Italian: Rome, Voland, 2006
Congratulations to Barabara Harshav for the 2018 PEN Medal for Translation!
The prize is given to a translator whose career has demonstrated a commitment to excellence through the body of their work. Barbara Harshav has been translating works from French, German, Hebrew and Yiddish for over twenty years and has currently published over forty books of translation. Among the many Hebrew authors she has translated: Yoram Kaniuk, Agnon, Yehudit Hendel, Yehuda Amichai and many more.
The Ministry of Culture and Sport announced the names of the winners of the Arik Einstein Veterans Artists Prize.
A prize of 50,000 NIS was given to each of the 21 artists who worked and are still working to promote Israeli culture in various fields -Music, dance, theater, plastic arts, cinema and literature.
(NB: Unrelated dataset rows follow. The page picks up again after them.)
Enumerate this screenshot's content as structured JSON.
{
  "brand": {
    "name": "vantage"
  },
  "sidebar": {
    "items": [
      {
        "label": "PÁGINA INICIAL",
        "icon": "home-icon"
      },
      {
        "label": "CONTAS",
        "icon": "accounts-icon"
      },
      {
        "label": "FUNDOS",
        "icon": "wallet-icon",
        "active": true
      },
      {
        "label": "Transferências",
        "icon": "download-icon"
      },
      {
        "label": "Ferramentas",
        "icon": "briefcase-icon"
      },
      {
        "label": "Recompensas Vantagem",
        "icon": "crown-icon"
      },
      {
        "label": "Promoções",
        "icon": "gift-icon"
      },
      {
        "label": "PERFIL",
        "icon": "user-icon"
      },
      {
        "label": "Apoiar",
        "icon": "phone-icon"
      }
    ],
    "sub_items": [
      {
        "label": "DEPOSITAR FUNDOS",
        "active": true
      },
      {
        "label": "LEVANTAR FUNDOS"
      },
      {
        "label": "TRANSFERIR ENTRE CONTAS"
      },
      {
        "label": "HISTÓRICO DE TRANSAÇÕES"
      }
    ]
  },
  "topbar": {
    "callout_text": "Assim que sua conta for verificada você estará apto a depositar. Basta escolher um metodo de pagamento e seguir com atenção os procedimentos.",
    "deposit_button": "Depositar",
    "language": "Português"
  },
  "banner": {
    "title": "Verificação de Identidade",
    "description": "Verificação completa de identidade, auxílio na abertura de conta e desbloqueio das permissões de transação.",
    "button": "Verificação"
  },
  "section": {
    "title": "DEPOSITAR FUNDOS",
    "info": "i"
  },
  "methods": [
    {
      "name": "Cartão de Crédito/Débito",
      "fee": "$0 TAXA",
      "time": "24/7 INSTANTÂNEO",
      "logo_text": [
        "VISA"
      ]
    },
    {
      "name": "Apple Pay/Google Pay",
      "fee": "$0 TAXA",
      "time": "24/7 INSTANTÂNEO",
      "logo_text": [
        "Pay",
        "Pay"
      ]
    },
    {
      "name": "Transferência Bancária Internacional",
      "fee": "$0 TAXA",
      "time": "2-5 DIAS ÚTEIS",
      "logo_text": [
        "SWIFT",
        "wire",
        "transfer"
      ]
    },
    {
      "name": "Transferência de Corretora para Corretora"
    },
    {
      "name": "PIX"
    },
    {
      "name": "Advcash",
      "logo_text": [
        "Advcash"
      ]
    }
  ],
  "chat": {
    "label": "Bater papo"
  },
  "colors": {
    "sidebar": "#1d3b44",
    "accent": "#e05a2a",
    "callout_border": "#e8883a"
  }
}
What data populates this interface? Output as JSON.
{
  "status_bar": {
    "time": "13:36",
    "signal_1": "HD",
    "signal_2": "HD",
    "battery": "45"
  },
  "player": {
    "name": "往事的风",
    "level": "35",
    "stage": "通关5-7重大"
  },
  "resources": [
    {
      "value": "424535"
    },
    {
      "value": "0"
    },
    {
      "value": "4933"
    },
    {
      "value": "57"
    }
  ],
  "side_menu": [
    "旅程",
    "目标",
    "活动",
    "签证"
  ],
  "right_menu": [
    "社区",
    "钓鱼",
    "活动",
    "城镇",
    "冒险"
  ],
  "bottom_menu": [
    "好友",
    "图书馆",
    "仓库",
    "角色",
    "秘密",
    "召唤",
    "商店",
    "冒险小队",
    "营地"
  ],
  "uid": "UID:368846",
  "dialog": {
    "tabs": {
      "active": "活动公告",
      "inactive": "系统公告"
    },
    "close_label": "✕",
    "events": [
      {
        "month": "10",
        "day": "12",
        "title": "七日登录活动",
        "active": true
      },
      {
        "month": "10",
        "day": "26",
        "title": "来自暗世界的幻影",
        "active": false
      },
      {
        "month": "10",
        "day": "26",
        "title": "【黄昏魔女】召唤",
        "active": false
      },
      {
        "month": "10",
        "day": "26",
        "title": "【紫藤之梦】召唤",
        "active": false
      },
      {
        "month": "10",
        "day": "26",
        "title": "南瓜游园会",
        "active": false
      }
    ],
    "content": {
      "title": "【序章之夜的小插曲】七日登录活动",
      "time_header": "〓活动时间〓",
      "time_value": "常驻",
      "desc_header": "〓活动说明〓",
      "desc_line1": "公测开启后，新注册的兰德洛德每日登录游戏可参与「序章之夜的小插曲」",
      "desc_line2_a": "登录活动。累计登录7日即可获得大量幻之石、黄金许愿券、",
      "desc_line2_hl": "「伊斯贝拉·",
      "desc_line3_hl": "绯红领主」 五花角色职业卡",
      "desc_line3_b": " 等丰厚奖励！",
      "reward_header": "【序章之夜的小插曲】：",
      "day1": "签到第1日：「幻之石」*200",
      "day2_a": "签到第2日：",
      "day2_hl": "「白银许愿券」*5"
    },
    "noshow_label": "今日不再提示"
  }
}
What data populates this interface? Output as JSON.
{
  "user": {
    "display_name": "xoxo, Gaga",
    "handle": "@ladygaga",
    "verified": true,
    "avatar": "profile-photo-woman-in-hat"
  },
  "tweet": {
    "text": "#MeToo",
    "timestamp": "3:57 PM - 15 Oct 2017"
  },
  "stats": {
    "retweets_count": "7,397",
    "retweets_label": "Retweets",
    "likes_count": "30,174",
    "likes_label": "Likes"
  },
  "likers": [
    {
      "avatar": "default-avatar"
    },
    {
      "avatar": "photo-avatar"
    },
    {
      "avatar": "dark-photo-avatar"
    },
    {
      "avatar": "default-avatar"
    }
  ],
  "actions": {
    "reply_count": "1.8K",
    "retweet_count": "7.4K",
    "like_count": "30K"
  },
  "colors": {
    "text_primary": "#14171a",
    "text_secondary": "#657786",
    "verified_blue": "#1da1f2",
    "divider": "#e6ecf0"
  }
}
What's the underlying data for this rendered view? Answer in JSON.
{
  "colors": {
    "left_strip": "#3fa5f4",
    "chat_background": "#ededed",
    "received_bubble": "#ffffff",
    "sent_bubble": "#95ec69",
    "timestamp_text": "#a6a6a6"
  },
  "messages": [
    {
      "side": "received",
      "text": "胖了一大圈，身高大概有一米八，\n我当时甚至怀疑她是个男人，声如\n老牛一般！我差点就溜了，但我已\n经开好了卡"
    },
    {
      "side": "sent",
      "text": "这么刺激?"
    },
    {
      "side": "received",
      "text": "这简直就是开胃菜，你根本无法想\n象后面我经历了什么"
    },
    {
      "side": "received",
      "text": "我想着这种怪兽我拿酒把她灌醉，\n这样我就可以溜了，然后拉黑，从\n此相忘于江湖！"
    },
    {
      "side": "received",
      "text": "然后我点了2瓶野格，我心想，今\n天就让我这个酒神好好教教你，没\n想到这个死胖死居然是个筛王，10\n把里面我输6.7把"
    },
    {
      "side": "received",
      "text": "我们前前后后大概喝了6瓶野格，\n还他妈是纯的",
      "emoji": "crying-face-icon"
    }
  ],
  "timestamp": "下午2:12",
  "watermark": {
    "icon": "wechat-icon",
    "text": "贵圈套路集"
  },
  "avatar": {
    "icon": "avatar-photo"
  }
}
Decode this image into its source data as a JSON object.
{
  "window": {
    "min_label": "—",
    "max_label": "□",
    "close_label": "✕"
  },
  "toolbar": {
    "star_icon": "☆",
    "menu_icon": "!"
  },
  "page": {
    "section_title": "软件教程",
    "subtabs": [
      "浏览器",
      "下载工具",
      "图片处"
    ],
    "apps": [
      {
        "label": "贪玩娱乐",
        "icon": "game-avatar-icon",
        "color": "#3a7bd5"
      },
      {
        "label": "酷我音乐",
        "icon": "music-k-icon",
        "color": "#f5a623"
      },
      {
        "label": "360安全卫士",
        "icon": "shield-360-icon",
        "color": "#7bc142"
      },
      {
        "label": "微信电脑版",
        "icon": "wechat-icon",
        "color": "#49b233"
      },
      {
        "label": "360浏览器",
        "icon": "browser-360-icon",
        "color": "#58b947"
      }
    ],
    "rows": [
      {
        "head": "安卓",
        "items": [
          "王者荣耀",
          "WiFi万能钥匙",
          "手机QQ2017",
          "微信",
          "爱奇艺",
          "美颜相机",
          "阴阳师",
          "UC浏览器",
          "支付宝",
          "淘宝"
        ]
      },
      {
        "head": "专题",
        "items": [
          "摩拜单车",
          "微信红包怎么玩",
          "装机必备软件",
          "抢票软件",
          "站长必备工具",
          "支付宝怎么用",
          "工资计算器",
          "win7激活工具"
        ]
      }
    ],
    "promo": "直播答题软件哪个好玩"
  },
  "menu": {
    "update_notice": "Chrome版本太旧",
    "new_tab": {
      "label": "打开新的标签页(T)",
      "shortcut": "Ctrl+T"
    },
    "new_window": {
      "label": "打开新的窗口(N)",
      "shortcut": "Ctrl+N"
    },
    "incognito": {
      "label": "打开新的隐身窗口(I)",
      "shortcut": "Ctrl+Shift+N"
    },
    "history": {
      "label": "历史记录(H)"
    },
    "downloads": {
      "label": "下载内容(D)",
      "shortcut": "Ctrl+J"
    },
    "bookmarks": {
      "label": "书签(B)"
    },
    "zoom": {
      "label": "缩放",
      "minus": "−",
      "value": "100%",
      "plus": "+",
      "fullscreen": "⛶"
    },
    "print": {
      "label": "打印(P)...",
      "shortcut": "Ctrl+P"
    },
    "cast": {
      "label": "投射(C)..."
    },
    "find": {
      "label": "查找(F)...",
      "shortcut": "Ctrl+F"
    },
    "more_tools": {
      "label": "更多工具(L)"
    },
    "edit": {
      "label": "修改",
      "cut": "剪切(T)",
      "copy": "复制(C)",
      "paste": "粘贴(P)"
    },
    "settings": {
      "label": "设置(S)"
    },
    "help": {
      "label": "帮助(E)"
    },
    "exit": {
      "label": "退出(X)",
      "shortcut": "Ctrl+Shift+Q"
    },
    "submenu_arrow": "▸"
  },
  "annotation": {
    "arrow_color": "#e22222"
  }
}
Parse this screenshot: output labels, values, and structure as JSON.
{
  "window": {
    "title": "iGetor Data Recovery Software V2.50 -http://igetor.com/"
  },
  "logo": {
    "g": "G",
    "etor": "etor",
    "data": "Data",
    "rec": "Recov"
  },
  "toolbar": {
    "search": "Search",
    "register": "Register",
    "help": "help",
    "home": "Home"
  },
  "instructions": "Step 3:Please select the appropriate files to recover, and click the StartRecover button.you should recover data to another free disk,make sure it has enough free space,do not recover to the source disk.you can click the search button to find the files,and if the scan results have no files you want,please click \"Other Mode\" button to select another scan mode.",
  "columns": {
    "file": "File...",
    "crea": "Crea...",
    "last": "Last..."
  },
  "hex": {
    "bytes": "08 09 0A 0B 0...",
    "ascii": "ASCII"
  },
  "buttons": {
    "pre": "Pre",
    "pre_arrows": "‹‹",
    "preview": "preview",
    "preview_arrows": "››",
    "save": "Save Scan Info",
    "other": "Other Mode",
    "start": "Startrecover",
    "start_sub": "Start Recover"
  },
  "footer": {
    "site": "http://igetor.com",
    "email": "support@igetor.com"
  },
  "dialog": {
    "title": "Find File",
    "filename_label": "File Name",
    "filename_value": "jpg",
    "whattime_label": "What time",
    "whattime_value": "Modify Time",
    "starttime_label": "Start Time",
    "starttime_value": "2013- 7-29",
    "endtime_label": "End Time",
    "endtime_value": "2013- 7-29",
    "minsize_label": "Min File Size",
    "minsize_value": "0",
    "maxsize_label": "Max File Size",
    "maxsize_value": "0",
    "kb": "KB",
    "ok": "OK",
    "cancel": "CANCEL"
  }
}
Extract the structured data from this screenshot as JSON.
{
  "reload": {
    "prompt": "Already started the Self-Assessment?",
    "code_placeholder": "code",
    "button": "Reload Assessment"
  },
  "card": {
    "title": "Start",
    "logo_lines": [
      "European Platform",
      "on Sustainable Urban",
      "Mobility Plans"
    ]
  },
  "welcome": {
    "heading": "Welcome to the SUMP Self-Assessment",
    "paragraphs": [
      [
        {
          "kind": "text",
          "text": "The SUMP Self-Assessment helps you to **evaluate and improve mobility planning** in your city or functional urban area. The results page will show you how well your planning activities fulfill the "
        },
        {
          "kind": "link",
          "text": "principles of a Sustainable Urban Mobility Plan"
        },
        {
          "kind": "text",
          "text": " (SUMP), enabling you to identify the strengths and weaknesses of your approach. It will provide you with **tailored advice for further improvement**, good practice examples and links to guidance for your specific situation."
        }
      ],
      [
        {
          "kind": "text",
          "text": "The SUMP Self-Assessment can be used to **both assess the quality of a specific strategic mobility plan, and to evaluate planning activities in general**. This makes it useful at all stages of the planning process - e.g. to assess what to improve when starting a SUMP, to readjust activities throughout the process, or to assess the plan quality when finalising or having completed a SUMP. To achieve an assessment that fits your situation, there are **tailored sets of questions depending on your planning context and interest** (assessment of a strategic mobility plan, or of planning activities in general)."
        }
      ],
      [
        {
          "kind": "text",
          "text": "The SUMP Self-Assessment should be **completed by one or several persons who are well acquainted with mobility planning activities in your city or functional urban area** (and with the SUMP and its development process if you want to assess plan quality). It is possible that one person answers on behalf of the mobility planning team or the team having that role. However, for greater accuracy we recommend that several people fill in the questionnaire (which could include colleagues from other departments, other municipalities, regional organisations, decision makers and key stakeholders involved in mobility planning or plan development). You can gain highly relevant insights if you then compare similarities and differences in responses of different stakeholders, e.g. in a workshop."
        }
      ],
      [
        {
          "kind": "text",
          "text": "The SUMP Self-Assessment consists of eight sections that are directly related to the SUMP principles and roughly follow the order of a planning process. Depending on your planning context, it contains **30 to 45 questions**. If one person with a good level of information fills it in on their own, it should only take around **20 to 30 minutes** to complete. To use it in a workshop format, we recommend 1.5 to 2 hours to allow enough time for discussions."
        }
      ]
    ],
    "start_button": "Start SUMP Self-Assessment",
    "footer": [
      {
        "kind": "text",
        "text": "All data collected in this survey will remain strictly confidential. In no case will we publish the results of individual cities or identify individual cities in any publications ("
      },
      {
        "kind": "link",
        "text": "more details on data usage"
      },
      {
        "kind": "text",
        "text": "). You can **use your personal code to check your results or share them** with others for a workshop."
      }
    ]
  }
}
In the literature category the winners were Ronny Someck, Jacob Buchan and Shlomit Cohen-Assif. Also, Anat Masiach is among the recipient of the prize for debut literary works. Congratulations!
Congratulations to Ronit Matalon, the recipient of the 2017 Brenner prize for her book 'And the Bride Closed the Door". And, congratulations to Amir ziv, the recipent of the first ever Brenner prize for debut novels.
Ronit Matalon's book tells the story of Margie, a young bride, who shuts herself up in her mother's bedroom and declares that she won’t get married. Her family gathers at the locked door, not knowing what to do. Amir Ziv tells a story that begins as an apparently routine correspondence between a prying citizen, secretly in love with his neighbor, and a conscientious municipal clerk, and developes into an uncovering of a great underlying drama.
The fourth German-Hebrew/Hebrew-German translation workshop April 29 to May 5, 2018 Beit Ben-Yehuda, Jerusalem
After workshops in Berlin, Jerusalem and Straelen, the workshop will return to Jerusalem this spring. This workshop will focus on the participants translations. These are unfinished translations that have not yet been published. These will be sent to all participants. The workshop is open to 10 participants and is intended for literary translators with experience and publications. Workshop facilitators: Anne Birkenhauer and Gadi Goldberg Prerequisites: At least one published translation Duration: Sunday, April 29, 2018 until Saturday, May 5, 2018 Location: Beit Ben-Yehuda, 28 Ein Gedi St., 93383 Jerusalem Participation fee: Participation (Accommodation and meals) is free of charge. Travel / flight expenses will be refunded. For more details and for the documents required for submitting application: Anne Birkenhauer, and Gadi Goldberg,
Ayelet Gundar-Goshen's "Waking Lions" is one of the 100 notable books of 2017 of the "New York Times".

Congratulations to Zeruya Shalev and Shifra Horn for receiving the 2017 Adei Wizo Prize.

Ayelet Gundar-Goshen's "Waking Lions" is longlisted for the 2018 International Dublin Literary Award
Ayelet Gundar-Goshen's "Waking Lions" is longlisted for the 2018 International Dublin Literary Award! The books on the longlist are selected by 400 libraries worldwide. Titles are nominated on the basis of ‘high literary merit’ as determined by the nominating library.
Yitzchak Mayer's personal website goes live
English edition of Yitzchak Mayer's amazing "Silent Letter" is about to come out with Mosaic Press. Learn more about the author's incredible life story on his brand new website.
MHL - New webzine starting soon!